Underwood spent the rest of the season in Triple-A Iowa, making 20 starts before moving to the bullpen in August for seven relief appearances. He was 4-10 with a 4.53 ERA and 105 strikeouts in 119⅓ innings. He walked 37 and gave up six home runs, which isn’t bad for the homer-happy Pacific Coast League.
Here’s every pitch he threw against the Dodgers. Jim Deshaies and Len Kasper give a pretty good scouting report on Underwood in the broadcast as well.
Tyson Miller. RHP. 6’5”, 200. DOB: 07/29/95. Drafted 4th round, 2016. California Baptist.
If you just look at the stat line on Miller in 2018, it looks like he took a step forward in High-A Myrtle Beach. Miller made 23 starts for the Pelicans and went 9-9 with a 3.54 ERA. He struck out 126 batters over 127 innings. He walked 35.
But Miller’s stuff is the same as it’s always been—average. He’s got a fastball around 90-91 that sometimes hits 93, but he has good movement on it and when he’s on, he can locate it pretty well. His slider is mostly average and he needs to work on his change. So exactly like hundreds of other pitchers in the minor leagues.
What stands out about Miller is his mound presence and overall baseball intelligence. He gets the most out of his modest skills. He’s going to be tested in Double-A this year. If he succeeds, then maybe he’s the type of pitcher who can get by with craftiness to carve out a career as a back-of-the-rotation pitcher.
Here are highlights from Miller’s best start of the season when he struck out seven Mudcats over seven scoreless innings on May 2. As you can see, sometimes Miller looks pretty good out there.
Reivaj Garcia. 2B. B:S, T:R. 5’11, 175. DOB: 08/12/01. IFA: Mexico. Signed for $500,000, August 2017.
Garcia is the latest in the Cubs quest for talent in Mexico and he had a pretty impressive US debut in 2018. At only 16 years old, Reivaj (that’s “Javier” spelled backwards) hit an impressive .300/.362/.355 with seven steals in 40 games for AZL 2 against players who were at least two or three years older than he was.
Garcia is a little switch-hitter who makes hard contact to all fields. He hasn’t shown much or any power yet, but since he just turned 17 it makes it a little difficult to project at this point. If I had to guess, his power would project out to be 40-45 or slightly below average, but there is a whole lot of room for that to go in either direction. His speed is about average for a middle infielder—he’s not a burner but he’s pretty smart for someone so young so he can get the most out of the speed he does have.
Defensively, scouts think he’s probably a second baseman although his range and arm are good enough that he could play shortstop if necessary.

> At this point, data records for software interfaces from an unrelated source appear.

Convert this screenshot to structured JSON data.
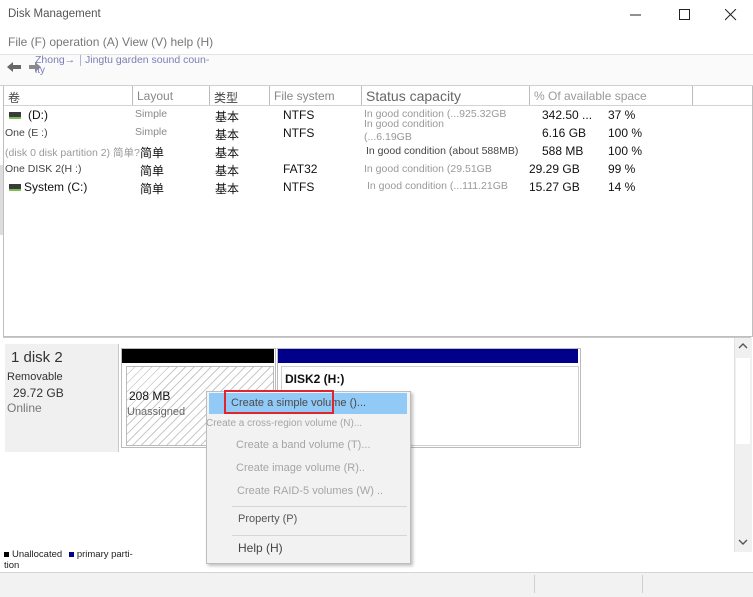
{
  "window": {
    "title": "Disk Management"
  },
  "menu": {
    "text": "File (F) operation (A) View (V) help (H)"
  },
  "toolbar": {
    "fragment1": "Zhong→",
    "fragment1b": "ity",
    "fragment2": "Jingtu garden sound coun-"
  },
  "columns": [
    "卷",
    "Layout",
    "类型",
    "File system",
    "Status capacity",
    "% Of available space"
  ],
  "volumes": [
    {
      "name": "(D:)",
      "layout": "Simple",
      "type": "基本",
      "fs": "NTFS",
      "status": "In good condition (...925.32GB",
      "capacity": "342.50 ...",
      "free": "37 %"
    },
    {
      "name": "One (E :)",
      "layout": "Simple",
      "type": "基本",
      "fs": "NTFS",
      "status": "In good condition",
      "status2": "(...6.19GB",
      "capacity": "6.16 GB",
      "free": "100 %"
    },
    {
      "name": "(disk 0 disk partition 2) 简单?",
      "layout": "简单",
      "type": "基本",
      "fs": "",
      "status": "In good condition (about 588MB)",
      "capacity": "588 MB",
      "free": "100 %"
    },
    {
      "name": "One DISK 2(H :)",
      "layout": "简单",
      "type": "基本",
      "fs": "FAT32",
      "status": "In good condition (29.51GB",
      "capacity": "29.29 GB",
      "free": "99 %"
    },
    {
      "name": "System (C:)",
      "layout": "简单",
      "type": "基本",
      "fs": "NTFS",
      "status": "In good condition (...111.21GB",
      "capacity": "15.27 GB",
      "free": "14 %"
    }
  ],
  "disk": {
    "title": "1 disk 2",
    "kind": "Removable",
    "size": "29.72 GB",
    "state": "Online",
    "part1_size": "208 MB",
    "part1_status": "Unassigned",
    "part2_label": "DISK2  (H:)"
  },
  "legend": {
    "unallocated": "Unallocated",
    "primary": "primary parti-",
    "primary_cont": "tion",
    "unallocated_color": "#000000",
    "primary_color": "#00008b"
  },
  "context_menu": {
    "items": [
      "Create a simple volume ()...",
      "Create a cross-region volume (N)...",
      "Create a band volume (T)...",
      "Create image volume (R)..",
      "Create RAID-5 volumes (W) ..",
      "Property (P)",
      "Help (H)"
    ]
  },
  "colors": {
    "highlight": "#91c9f7",
    "redbox": "#e0262d",
    "disk_bar": "#00008b"
  }
}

Someone who can hit .300 at any professional level at 16 has to be taken seriously, even if it’s hard to figure out exactly what kind of player he’s going to be. I love the sound of the ball leaving his bat in the video below.
Tomorrow: Prospects 20 through 16.